───── DATA RECORDS

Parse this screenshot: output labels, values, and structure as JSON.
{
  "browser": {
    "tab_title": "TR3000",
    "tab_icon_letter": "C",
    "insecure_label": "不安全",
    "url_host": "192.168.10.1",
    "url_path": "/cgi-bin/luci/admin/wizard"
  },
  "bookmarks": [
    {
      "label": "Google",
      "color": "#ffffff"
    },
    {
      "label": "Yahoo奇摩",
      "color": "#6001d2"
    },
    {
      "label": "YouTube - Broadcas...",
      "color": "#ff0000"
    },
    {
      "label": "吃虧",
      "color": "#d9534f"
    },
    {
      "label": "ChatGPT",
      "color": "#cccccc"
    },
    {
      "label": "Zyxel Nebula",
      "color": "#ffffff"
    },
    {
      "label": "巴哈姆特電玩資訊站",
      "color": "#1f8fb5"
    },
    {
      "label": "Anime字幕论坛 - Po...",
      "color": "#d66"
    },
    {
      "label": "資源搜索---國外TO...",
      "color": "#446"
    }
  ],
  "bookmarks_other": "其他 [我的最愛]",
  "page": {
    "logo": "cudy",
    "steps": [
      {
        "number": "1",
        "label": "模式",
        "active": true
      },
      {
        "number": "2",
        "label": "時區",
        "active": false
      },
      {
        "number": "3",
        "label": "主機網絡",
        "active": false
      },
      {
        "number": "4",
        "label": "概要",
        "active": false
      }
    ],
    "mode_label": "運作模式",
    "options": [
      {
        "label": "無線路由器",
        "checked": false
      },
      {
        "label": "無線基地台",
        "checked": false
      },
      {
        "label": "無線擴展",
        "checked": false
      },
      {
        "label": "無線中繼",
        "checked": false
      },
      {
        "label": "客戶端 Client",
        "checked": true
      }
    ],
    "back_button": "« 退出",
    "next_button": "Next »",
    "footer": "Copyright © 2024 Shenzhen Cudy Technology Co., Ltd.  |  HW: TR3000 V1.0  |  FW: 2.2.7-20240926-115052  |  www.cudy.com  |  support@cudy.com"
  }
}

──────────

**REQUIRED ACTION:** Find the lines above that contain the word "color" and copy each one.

**WORKED SOLUTION:**
      "color": "#ffffff"
      "color": "#6001d2"
      "color": "#ff0000"
      "color": "#d9534f"
      "color": "#cccccc"
      "color": "#ffffff"
      "color": "#1f8fb5"
      "color": "#d66"
      "color": "#446"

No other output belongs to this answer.